Isaac Stone Fish is a journalist and senior fellow at the Asia Society’s Center on U.S.-China Relations, on sabbatical from Foreign Policy Magazine.
A few hours after the recent U.S. airstrikes on Syria, China’s foreign ministry press spokeswoman answered a question about whether Beijing still considered the beleaguered regime of Syrian President Bashar al-Assad the sole legitimate government in Syria. “We believe that the future of Syria should be left in the hands of the Syrian people themselves,” the spokeswoman unironically replied. “We respect the Syrian people’s choice of their own leaders and development path.”
The irony, of course, is that neither the Syrians nor the Chinese choose their own leaders, or their development path. (Syrian state media still claims Syria is a democratic state.) Both are authoritarian governments — one failed, one flourishing — masquerading as democracies.
China is now the world’s second-largest economy, and its rulers run it with an authoritarian ruthlessness that is envied by many politicians around the world. And yet Beijing goes on insisting — despite its lack of free and fair elections, uncensored media, or an independent judiciary — that it’s a democracy.
One recent article published by China’s state news agency Xinhua declared that “in China, democracy means ‘the people are the masters of the country.’ ” On a trip to Beijing in October, I saw several posters featuring an old man urging Chinese to “cherish the power of democracy, and cast their sacred and solemn vote.” One of China’s Communist Party Secretary Xi Jinping’s favorite slogans refers to the 12 “core socialist values” — of which democracy is second only to national prosperity. At a conference I attended last year, several Chinese Communist Party officials were quick to stress that, like the United States, China can accurately and credibly be called a democracy.

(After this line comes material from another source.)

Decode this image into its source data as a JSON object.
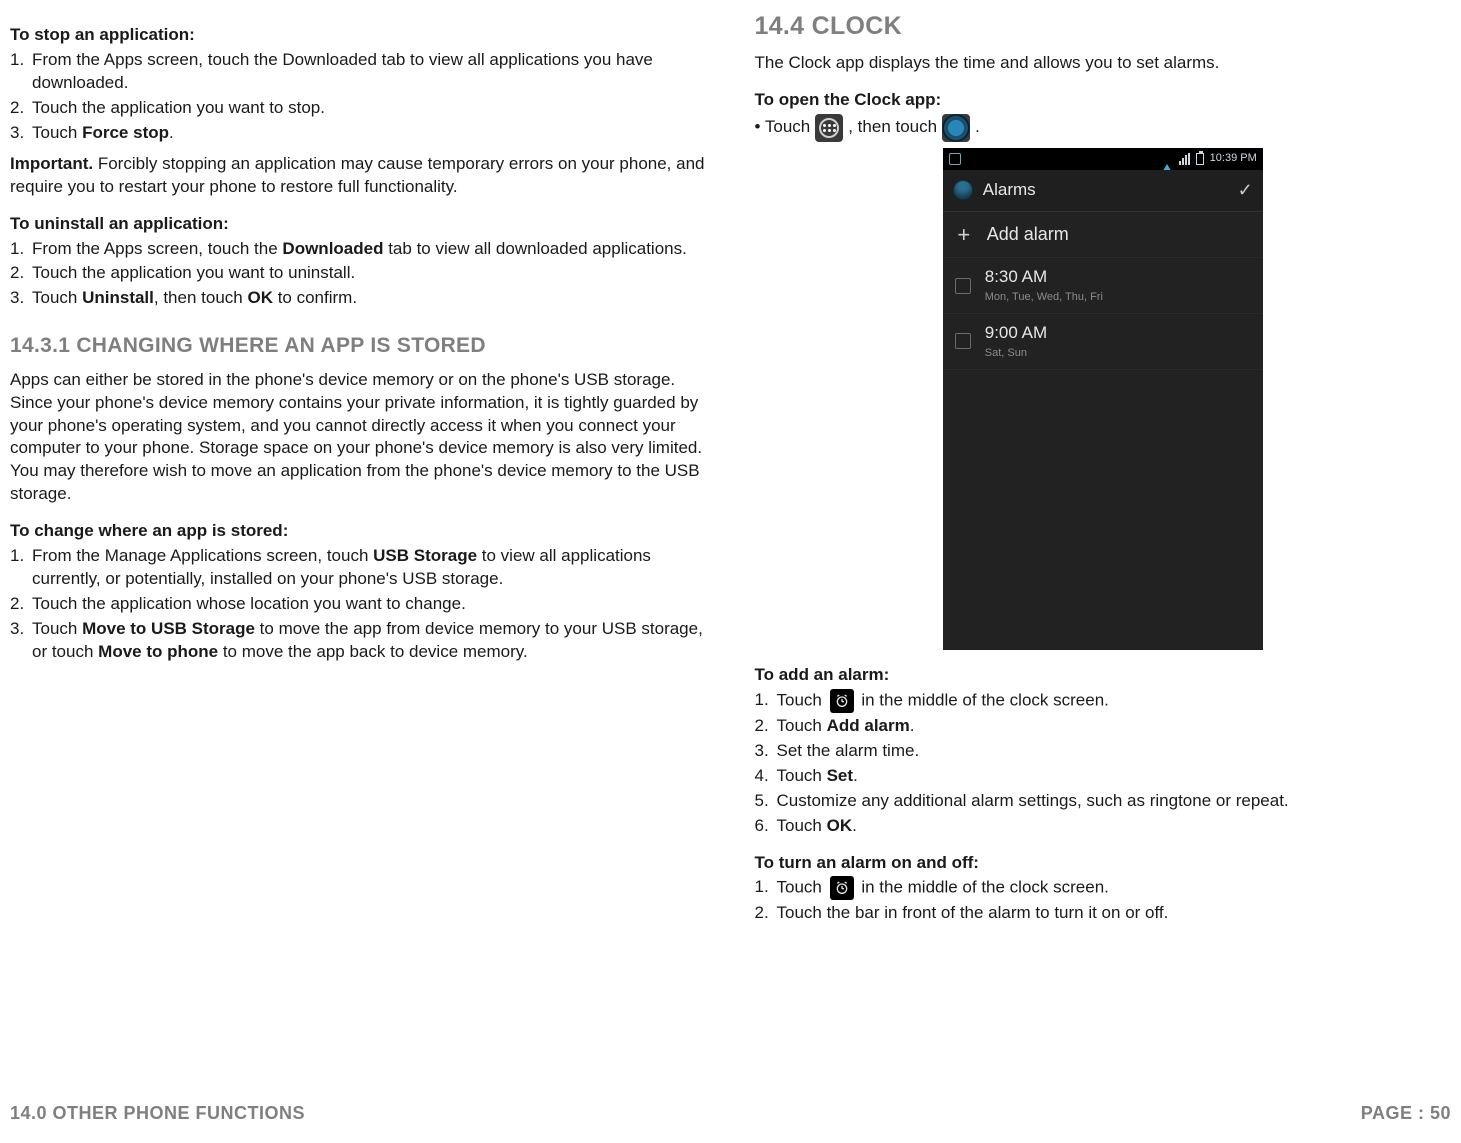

Considering where Beijing is now politically, it’s an astonishingly obtuse claim. In reality the Chinese political system, which ensures obedience to the government at the expense of personal freedom, could only be described as authoritarian. It’s true that Xi is not a dictator like Mao Zedong, who wielded virtually absolute power. Moreover, Xi rose to the top of the Communist Party through a process of selection. But Xi’s electorate isn’t the people at large. It consists of a much smaller group of the top elite: the hundreds of active and retired members of the Politburo (the top political body), the provincial party secretaries, generals, senior aides and advisers, and the CEOs of major state-owned and private corporations.
So why does China still call itself a democracy? Making this claim allows Beijing to legitimize its own actions — and, in the case of its views on the U.S. missile attacks, the Syrian government’s — as representing the will of the people. This hoodwinking and hypocrisy has served Beijing well. “Imagine calling yourself the People’s Autocracy of China, or the Glorious Autocracy of China,” said Perry Link, a professor at the University of California at Riverside who has studied China’s human rights issues for decades. Alternatively, he said, the People’s Republic of China, or, for example, the Democratic People’s Republic of Korea — the official name of North Korea — shifts the burden of proof to the other side to show that the country is not, in fact, democratic.
Yes, Beijing means something different with the word “democracy” than Americans do — and this has a lot to do with the Chinese Communist Party’s ideological origin story. Vladimir Lenin preached “democratic centralism,” a system where supposedly democratically elected officials dictated policy. Similarly, Mao called for the “people’s democratic dictatorship” — a dictatorship by the people, for the people, allegedly far superior to the “bankrupt” system of “Western bourgeois democracy,” where elites plundered the working class. In her 2015 essay “The Populist Dream of Chinese Democracy,” the Harvard University political scientist Elizabeth J. Perry contextualizes Chinese democracy as more akin to populism. She quotes Xi Zhongxun, the former propaganda chief (and the late father of China’s current leader), who once exhorted fellow party members “to put your asses on the side of the masses.”
In November 2014, when a Trump presidency was still unimaginable, China’s longtime ambassador to the United States Cui Tiankai compared America’s political system with China’s. “In the United States, you could have somebody just a few years ago totally unknown to others, and all of a sudden he or she could run for very high office because you could use all kinds of media,” Cui told me in an interview. “You look at the Chinese leaders, they spend long years in the grassroots.” Indeed, Xi, and most of the rest of China’s top elite, are lifelong politicians. Throughout his nearly four decades in politics, Xi served as a delegate to China’s national Congress, a political commissioner in the military, the executive vice mayor of a second-tier city, the party secretary of a province and so on.
But as Syrians have learned over their decades of authoritarian rule, and as Americans are learning from a president with only a casual relationship to facts, lying to the people does not the sound foundation of good governance make. In the seven years I lived in China, no Chinese person who was not a Communist Party hack could tell me with a straight face they were living in a democracy. In justifying China’s autocracy, Cui told me that to govern “such a big country, you need the experience” of serving for decades around the nation. Debatable. But a much truer statement than pretending China is a democracy.